Instructions for the task => The response should be a precise copy of every entry.

(Dataset rows describing interfaces)

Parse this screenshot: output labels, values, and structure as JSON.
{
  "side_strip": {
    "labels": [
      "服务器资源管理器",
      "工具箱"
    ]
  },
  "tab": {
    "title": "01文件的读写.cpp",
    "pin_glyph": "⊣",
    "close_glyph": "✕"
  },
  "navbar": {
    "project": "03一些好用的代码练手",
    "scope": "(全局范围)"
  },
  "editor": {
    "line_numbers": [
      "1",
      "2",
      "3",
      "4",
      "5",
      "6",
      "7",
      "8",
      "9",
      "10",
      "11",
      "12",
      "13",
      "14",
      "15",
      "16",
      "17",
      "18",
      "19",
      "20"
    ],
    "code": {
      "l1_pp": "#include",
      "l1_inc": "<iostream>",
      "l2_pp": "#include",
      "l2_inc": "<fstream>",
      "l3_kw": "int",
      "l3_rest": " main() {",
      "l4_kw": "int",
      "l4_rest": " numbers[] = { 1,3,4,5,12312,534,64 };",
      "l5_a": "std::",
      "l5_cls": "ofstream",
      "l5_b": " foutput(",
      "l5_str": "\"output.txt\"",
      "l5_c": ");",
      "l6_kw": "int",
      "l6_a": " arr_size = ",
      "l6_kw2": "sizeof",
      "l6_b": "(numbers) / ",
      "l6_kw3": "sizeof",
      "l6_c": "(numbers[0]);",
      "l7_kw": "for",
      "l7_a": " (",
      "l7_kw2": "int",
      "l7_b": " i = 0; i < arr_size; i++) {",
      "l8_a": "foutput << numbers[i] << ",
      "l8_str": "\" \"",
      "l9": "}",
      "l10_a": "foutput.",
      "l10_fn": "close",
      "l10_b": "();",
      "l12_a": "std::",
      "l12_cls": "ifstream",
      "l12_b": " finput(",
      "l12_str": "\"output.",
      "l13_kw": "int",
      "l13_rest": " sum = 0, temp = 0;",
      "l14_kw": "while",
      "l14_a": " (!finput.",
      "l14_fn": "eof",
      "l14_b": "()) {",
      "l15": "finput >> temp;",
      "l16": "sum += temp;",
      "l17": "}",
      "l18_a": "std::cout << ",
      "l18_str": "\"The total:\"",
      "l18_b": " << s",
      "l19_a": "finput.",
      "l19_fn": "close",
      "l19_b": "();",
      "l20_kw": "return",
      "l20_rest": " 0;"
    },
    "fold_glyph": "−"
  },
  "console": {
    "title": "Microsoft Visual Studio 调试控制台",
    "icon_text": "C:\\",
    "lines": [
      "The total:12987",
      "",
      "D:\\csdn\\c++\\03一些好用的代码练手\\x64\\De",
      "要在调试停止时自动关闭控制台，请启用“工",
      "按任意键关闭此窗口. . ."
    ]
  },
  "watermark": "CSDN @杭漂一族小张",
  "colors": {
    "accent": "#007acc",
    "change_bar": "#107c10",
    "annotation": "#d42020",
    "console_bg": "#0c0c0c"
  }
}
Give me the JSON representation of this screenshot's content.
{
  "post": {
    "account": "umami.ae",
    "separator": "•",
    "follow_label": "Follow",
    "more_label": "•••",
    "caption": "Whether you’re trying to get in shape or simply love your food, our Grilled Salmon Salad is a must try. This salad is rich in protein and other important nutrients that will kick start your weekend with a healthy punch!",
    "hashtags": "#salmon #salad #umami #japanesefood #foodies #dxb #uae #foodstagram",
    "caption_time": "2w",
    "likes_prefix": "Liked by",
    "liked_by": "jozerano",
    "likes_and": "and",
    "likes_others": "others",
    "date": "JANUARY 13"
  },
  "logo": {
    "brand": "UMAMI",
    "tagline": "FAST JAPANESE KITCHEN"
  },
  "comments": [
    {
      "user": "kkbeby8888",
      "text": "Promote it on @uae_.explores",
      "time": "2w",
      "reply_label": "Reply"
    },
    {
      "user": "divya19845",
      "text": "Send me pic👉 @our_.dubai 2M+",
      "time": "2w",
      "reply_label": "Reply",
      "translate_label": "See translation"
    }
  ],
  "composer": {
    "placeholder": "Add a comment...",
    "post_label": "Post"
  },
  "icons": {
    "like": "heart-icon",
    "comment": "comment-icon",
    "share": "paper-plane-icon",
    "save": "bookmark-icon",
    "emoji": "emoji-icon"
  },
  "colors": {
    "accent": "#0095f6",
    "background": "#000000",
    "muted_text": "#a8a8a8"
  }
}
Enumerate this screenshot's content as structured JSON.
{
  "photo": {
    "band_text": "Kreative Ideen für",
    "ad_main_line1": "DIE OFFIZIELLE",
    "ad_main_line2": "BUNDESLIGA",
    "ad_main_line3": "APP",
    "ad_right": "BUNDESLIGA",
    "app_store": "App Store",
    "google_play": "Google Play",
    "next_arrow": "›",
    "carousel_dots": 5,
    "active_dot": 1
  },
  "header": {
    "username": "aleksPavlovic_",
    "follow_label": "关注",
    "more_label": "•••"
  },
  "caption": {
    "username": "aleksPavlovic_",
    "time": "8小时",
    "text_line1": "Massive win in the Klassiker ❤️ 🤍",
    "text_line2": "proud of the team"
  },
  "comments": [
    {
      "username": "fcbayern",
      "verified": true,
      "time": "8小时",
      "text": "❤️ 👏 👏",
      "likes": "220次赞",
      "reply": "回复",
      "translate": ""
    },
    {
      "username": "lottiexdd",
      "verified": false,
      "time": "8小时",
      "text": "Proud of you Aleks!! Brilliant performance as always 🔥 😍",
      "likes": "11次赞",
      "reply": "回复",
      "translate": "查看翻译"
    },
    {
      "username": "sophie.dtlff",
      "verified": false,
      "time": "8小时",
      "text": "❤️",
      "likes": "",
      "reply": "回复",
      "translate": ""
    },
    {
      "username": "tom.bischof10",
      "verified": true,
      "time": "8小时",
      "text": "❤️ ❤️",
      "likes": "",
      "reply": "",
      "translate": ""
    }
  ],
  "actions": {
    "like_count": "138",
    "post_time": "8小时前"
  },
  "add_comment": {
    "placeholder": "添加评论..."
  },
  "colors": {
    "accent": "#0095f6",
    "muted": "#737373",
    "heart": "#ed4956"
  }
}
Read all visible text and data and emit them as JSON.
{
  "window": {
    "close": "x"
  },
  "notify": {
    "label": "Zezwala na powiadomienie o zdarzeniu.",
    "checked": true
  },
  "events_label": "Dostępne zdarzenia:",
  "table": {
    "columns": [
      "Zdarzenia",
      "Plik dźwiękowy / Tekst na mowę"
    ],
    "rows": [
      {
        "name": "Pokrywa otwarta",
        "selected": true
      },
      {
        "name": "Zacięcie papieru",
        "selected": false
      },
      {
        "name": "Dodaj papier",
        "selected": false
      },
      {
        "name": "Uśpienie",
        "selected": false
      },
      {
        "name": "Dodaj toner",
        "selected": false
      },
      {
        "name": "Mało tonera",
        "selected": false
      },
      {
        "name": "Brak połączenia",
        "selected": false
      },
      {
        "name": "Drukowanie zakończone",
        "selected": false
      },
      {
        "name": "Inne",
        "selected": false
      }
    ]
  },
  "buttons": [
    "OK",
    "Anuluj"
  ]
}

Response for this exercise =>
Parse this screenshot: output labels, values, and structure as JSON.
{
  "side_strip": {
    "labels": [
      "服务器资源管理器",
      "工具箱"
    ]
  },
  "tab": {
    "title": "01文件的读写.cpp",
    "pin_glyph": "⊣",
    "close_glyph": "✕"
  },
  "navbar": {
    "project": "03一些好用的代码练手",
    "scope": "(全局范围)"
  },
  "editor": {
    "line_numbers": [
      "1",
      "2",
      "3",
      "4",
      "5",
      "6",
      "7",
      "8",
      "9",
      "10",
      "11",
      "12",
      "13",
      "14",
      "15",
      "16",
      "17",
      "18",
      "19",
      "20"
    ],
    "code": {
      "l1_pp": "#include",
      "l1_inc": "<iostream>",
      "l2_pp": "#include",
      "l2_inc": "<fstream>",
      "l3_kw": "int",
      "l3_rest": " main() {",
      "l4_kw": "int",
      "l4_rest": " numbers[] = { 1,3,4,5,12312,534,64 };",
      "l5_a": "std::",
      "l5_cls": "ofstream",
      "l5_b": " foutput(",
      "l5_str": "\"output.txt\"",
      "l5_c": ");",
      "l6_kw": "int",
      "l6_a": " arr_size = ",
      "l6_kw2": "sizeof",
      "l6_b": "(numbers) / ",
      "l6_kw3": "sizeof",
      "l6_c": "(numbers[0]);",
      "l7_kw": "for",
      "l7_a": " (",
      "l7_kw2": "int",
      "l7_b": " i = 0; i < arr_size; i++) {",
      "l8_a": "foutput << numbers[i] << ",
      "l8_str": "\" \"",
      "l9": "}",
      "l10_a": "foutput.",
      "l10_fn": "close",
      "l10_b": "();",
      "l12_a": "std::",
      "l12_cls": "ifstream",
      "l12_b": " finput(",
      "l12_str": "\"output.",
      "l13_kw": "int",
      "l13_rest": " sum = 0, temp = 0;",
      "l14_kw": "while",
      "l14_a": " (!finput.",
      "l14_fn": "eof",
      "l14_b": "()) {",
      "l15": "finput >> temp;",
      "l16": "sum += temp;",
      "l17": "}",
      "l18_a": "std::cout << ",
      "l18_str": "\"The total:\"",
      "l18_b": " << s",
      "l19_a": "finput.",
      "l19_fn": "close",
      "l19_b": "();",
      "l20_kw": "return",
      "l20_rest": " 0;"
    },
    "fold_glyph": "−"
  },
  "console": {
    "title": "Microsoft Visual Studio 调试控制台",
    "icon_text": "C:\\",
    "lines": [
      "The total:12987",
      "",
      "D:\\csdn\\c++\\03一些好用的代码练手\\x64\\De",
      "要在调试停止时自动关闭控制台，请启用“工",
      "按任意键关闭此窗口. . ."
    ]
  },
  "watermark": "CSDN @杭漂一族小张",
  "colors": {
    "accent": "#007acc",
    "change_bar": "#107c10",
    "annotation": "#d42020",
    "console_bg": "#0c0c0c"
  }
}
Give me the JSON representation of this screenshot's content.
{
  "post": {
    "account": "umami.ae",
    "separator": "•",
    "follow_label": "Follow",
    "more_label": "•••",
    "caption": "Whether you’re trying to get in shape or simply love your food, our Grilled Salmon Salad is a must try. This salad is rich in protein and other important nutrients that will kick start your weekend with a healthy punch!",
    "hashtags": "#salmon #salad #umami #japanesefood #foodies #dxb #uae #foodstagram",
    "caption_time": "2w",
    "likes_prefix": "Liked by",
    "liked_by": "jozerano",
    "likes_and": "and",
    "likes_others": "others",
    "date": "JANUARY 13"
  },
  "logo": {
    "brand": "UMAMI",
    "tagline": "FAST JAPANESE KITCHEN"
  },
  "comments": [
    {
      "user": "kkbeby8888",
      "text": "Promote it on @uae_.explores",
      "time": "2w",
      "reply_label": "Reply"
    },
    {
      "user": "divya19845",
      "text": "Send me pic👉 @our_.dubai 2M+",
      "time": "2w",
      "reply_label": "Reply",
      "translate_label": "See translation"
    }
  ],
  "composer": {
    "placeholder": "Add a comment...",
    "post_label": "Post"
  },
  "icons": {
    "like": "heart-icon",
    "comment": "comment-icon",
    "share": "paper-plane-icon",
    "save": "bookmark-icon",
    "emoji": "emoji-icon"
  },
  "colors": {
    "accent": "#0095f6",
    "background": "#000000",
    "muted_text": "#a8a8a8"
  }
}
Enumerate this screenshot's content as structured JSON.
{
  "photo": {
    "band_text": "Kreative Ideen für",
    "ad_main_line1": "DIE OFFIZIELLE",
    "ad_main_line2": "BUNDESLIGA",
    "ad_main_line3": "APP",
    "ad_right": "BUNDESLIGA",
    "app_store": "App Store",
    "google_play": "Google Play",
    "next_arrow": "›",
    "carousel_dots": 5,
    "active_dot": 1
  },
  "header": {
    "username": "aleksPavlovic_",
    "follow_label": "关注",
    "more_label": "•••"
  },
  "caption": {
    "username": "aleksPavlovic_",
    "time": "8小时",
    "text_line1": "Massive win in the Klassiker ❤️ 🤍",
    "text_line2": "proud of the team"
  },
  "comments": [
    {
      "username": "fcbayern",
      "verified": true,
      "time": "8小时",
      "text": "❤️ 👏 👏",
      "likes": "220次赞",
      "reply": "回复",
      "translate": ""
    },
    {
      "username": "lottiexdd",
      "verified": false,
      "time": "8小时",
      "text": "Proud of you Aleks!! Brilliant performance as always 🔥 😍",
      "likes": "11次赞",
      "reply": "回复",
      "translate": "查看翻译"
    },
    {
      "username": "sophie.dtlff",
      "verified": false,
      "time": "8小时",
      "text": "❤️",
      "likes": "",
      "reply": "回复",
      "translate": ""
    },
    {
      "username": "tom.bischof10",
      "verified": true,
      "time": "8小时",
      "text": "❤️ ❤️",
      "likes": "",
      "reply": "",
      "translate": ""
    }
  ],
  "actions": {
    "like_count": "138",
    "post_time": "8小时前"
  },
  "add_comment": {
    "placeholder": "添加评论..."
  },
  "colors": {
    "accent": "#0095f6",
    "muted": "#737373",
    "heart": "#ed4956"
  }
}
Read all visible text and data and emit them as JSON.
{
  "window": {
    "close": "x"
  },
  "notify": {
    "label": "Zezwala na powiadomienie o zdarzeniu.",
    "checked": true
  },
  "events_label": "Dostępne zdarzenia:",
  "table": {
    "columns": [
      "Zdarzenia",
      "Plik dźwiękowy / Tekst na mowę"
    ],
    "rows": [
      {
        "name": "Pokrywa otwarta",
        "selected": true
      },
      {
        "name": "Zacięcie papieru",
        "selected": false
      },
      {
        "name": "Dodaj papier",
        "selected": false
      },
      {
        "name": "Uśpienie",
        "selected": false
      },
      {
        "name": "Dodaj toner",
        "selected": false
      },
      {
        "name": "Mało tonera",
        "selected": false
      },
      {
        "name": "Brak połączenia",
        "selected": false
      },
      {
        "name": "Drukowanie zakończone",
        "selected": false
      },
      {
        "name": "Inne",
        "selected": false
      }
    ]
  },
  "buttons": [
    "OK",
    "Anuluj"
  ]
}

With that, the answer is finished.